Suspect plotted to bomb Germany after police stopped him from joining ISIS in Syria
A Russian man who had close links to Anis Amri, the ISIS extremist who killed 12 after driving a truck into a Berlin Christmas market, has been charged with preparing a bombing, German prosecutors said.
In October 2016 police found “significant” amounts of the explosive TATP at Magomed-Ali C’s Berlin house, which authorities believe was to be used to “commit an Islamist motivated attack in Germany to kill as many people as possible”. In line with German privacy laws, the accused’s full name is not revealed.
Mogomed-Ali, reportedly from Dagestan, had planned the explosion along with Amri and another ISIS sympathiser Clément B but cancelled the attack in October 2016 after they were spooked by a police raid.

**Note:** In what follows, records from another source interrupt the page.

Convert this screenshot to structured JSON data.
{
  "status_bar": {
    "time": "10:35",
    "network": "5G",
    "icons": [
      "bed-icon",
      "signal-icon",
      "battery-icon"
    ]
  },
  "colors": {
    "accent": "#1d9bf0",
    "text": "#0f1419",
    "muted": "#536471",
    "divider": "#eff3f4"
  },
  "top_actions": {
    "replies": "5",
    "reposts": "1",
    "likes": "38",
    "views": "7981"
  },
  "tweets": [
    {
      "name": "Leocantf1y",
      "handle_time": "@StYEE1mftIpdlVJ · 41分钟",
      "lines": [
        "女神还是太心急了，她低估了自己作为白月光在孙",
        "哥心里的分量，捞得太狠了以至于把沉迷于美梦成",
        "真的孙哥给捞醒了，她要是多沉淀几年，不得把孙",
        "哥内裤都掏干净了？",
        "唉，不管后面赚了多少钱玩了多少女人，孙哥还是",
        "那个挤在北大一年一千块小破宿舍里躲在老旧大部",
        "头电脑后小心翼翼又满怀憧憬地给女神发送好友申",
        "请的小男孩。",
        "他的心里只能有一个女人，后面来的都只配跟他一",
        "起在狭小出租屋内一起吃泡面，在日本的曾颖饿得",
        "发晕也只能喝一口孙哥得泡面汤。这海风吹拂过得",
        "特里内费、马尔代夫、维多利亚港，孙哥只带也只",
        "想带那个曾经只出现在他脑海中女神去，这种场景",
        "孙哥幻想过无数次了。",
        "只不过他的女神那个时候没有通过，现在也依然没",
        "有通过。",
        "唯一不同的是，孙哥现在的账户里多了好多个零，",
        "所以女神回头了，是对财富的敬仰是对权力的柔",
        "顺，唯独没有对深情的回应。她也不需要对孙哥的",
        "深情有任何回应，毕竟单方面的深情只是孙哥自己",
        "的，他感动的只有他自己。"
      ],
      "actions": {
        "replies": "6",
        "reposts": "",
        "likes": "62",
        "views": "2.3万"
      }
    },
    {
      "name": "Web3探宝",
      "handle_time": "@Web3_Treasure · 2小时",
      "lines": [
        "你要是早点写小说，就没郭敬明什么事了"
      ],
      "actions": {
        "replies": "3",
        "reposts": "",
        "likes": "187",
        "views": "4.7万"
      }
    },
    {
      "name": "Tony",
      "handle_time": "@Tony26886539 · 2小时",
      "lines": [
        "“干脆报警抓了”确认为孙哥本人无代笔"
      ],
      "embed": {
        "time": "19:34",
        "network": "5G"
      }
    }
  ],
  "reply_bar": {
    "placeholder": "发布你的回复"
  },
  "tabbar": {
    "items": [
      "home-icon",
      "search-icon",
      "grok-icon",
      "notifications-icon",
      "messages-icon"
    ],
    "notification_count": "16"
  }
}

Clément B would later be arrested by French police on 18 April 2017 in possession of firearms and TATP in preparation for another terror plot, while Mogomed-Ali was detained by German authorities on 22 August 2018.
Amri, a Tunisian, drove a large vehicle into a Berlin Christmas market on 19 December 2016, killing 12 and injuring 56. ISIS soon after released a video of Amri, who was shot dead on 23 December, pledging allegiance to the terror group. His two former associates had no idea about his intentions German police said.
Magomed-Ali arrived in Germany in late 2011 with prosecutors claiming he already held extremist viewpoints and considered armed struggle a legitimate means to “enforce this attitude”.
He frequently attended sermons at a Berlin mosque run by the now-banned Fussilet 33 eV organisation, which counted Amri as its supporters too. Other senior members of the mosque have separately been accused of preparing violent acts.
“People who come here to carry out violent acts or preach violence or who, from Berlin, support organisations that carry out Islamist terrorism in countries like Syria and Iraq or collect money for that, train fighters…. organise trips to these areas and recruit fighters for Islamist terrorism, are not welcome here,” Berlin’s interior minister, Andreas Geisal, had said about the mosque in 2017.
Magomed-Ali C attempted travel to Syria to fight with ISIS in mid-2015 but was stopped by police and forbidden from leaving Germany prosecutors said. He contacted Clément B, who he had met in 2013 in Brussels at a “radical” gathering, and the two began preparations for an attack, later contacting Amri for help.
Following a European manhunt, Amri was eventually killed by Italian police two days before Christmas in 2016. A failed asylum seeker, he had been convicted of violent crimes in his home country Tunisia and was a known user of drugs and alcohol.
Updated: March 5, 2019 06:40 PM